Null Object Design Pattern
Sometimes, it is possible to use a special Null Object to encapsulate the absence of an instance by providing an alternative that behaves in a suitably passive way. Basically, instead of using a null value, create an object which has no impact on anything. The object will also be able to provide information on why a non-standard value was returned, whereas a null value cannot.
In Java, the pattern consists of having an
interface to represent the object you wish to manipulate, a Real implementation which acts normally, and a Null implementation which can be used normally but will do nothing.
In the following example, an instance of
Tax is created with a vat and a country, both received from a miniature database in
- You must modify the method
getTaxByCountryto return a passive
NullTaxinstead of a null.
- You must implement the
applymethod of the NullTax.
If you want several normal objects to inherit from your interface, you need to make the equivalent of
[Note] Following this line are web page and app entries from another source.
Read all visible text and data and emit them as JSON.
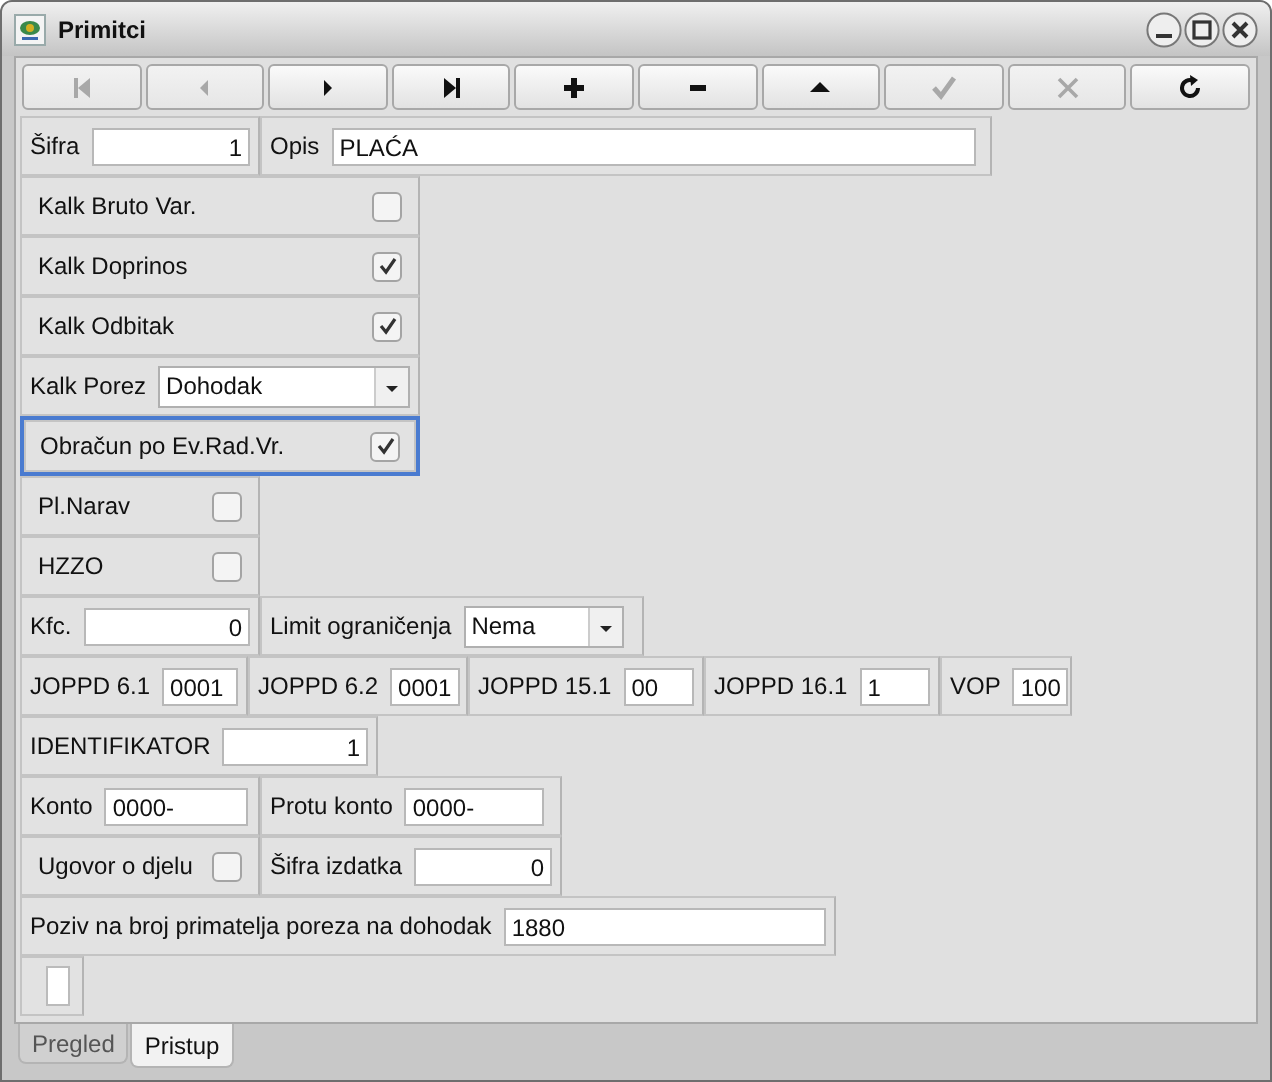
{
  "window": {
    "title": "Primitci"
  },
  "toolbar": [
    {
      "kind": "first",
      "disabled": true
    },
    {
      "kind": "prev",
      "disabled": true
    },
    {
      "kind": "next",
      "disabled": false
    },
    {
      "kind": "last",
      "disabled": false
    },
    {
      "kind": "add",
      "disabled": false
    },
    {
      "kind": "remove",
      "disabled": false
    },
    {
      "kind": "up",
      "disabled": false
    },
    {
      "kind": "confirm",
      "disabled": true
    },
    {
      "kind": "cancel",
      "disabled": true
    },
    {
      "kind": "refresh",
      "disabled": false
    }
  ],
  "rows": [
    [
      {
        "kind": "number",
        "label": "Šifra",
        "value": "1"
      },
      {
        "kind": "field",
        "label": "Opis",
        "value": "PLAĆA"
      }
    ],
    [
      {
        "kind": "checkbox",
        "label": "Kalk Bruto Var.",
        "checked": false,
        "focused": false
      }
    ],
    [
      {
        "kind": "checkbox",
        "label": "Kalk Doprinos",
        "checked": true,
        "focused": false
      }
    ],
    [
      {
        "kind": "checkbox",
        "label": "Kalk Odbitak",
        "checked": true,
        "focused": false
      }
    ],
    [
      {
        "kind": "dropdown",
        "label": "Kalk Porez",
        "value": "Dohodak"
      }
    ],
    [
      {
        "kind": "checkbox",
        "label": "Obračun po Ev.Rad.Vr.",
        "checked": true,
        "focused": true
      }
    ],
    [
      {
        "kind": "checkbox",
        "label": "Pl.Narav",
        "checked": false,
        "focused": false
      }
    ],
    [
      {
        "kind": "checkbox",
        "label": "HZZO",
        "checked": false,
        "focused": false
      }
    ],
    [
      {
        "kind": "number",
        "label": "Kfc.",
        "value": "0"
      },
      {
        "kind": "dropdown",
        "label": "Limit ograničenja",
        "value": "Nema"
      }
    ],
    [
      {
        "kind": "field",
        "label": "JOPPD 6.1",
        "value": "0001"
      },
      {
        "kind": "field",
        "label": "JOPPD 6.2",
        "value": "0001"
      },
      {
        "kind": "field",
        "label": "JOPPD 15.1",
        "value": "00"
      },
      {
        "kind": "field",
        "label": "JOPPD 16.1",
        "value": "1"
      },
      {
        "kind": "field",
        "label": "VOP",
        "value": "100"
      }
    ],
    [
      {
        "kind": "number",
        "label": "IDENTIFIKATOR",
        "value": "1"
      }
    ],
    [
      {
        "kind": "field",
        "label": "Konto",
        "value": "0000-"
      },
      {
        "kind": "field",
        "label": "Protu konto",
        "value": "0000-"
      }
    ],
    [
      {
        "kind": "checkbox",
        "label": "Ugovor o djelu",
        "checked": false,
        "focused": false
      },
      {
        "kind": "number",
        "label": "Šifra izdatka",
        "value": "0"
      }
    ],
    [
      {
        "kind": "field",
        "label": "Poziv na broj primatelja poreza na dohodak",
        "value": "1880"
      }
    ],
    [
      {
        "kind": "empty"
      }
    ]
  ],
  "tabs": [
    {
      "label": "Pregled",
      "selected": false
    },
    {
      "label": "Pristup",
      "selected": true
    }
  ]
}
RealTax abstract and have all the non-null objects inherit from it. This enforces the semantical difference between a
RealTax and a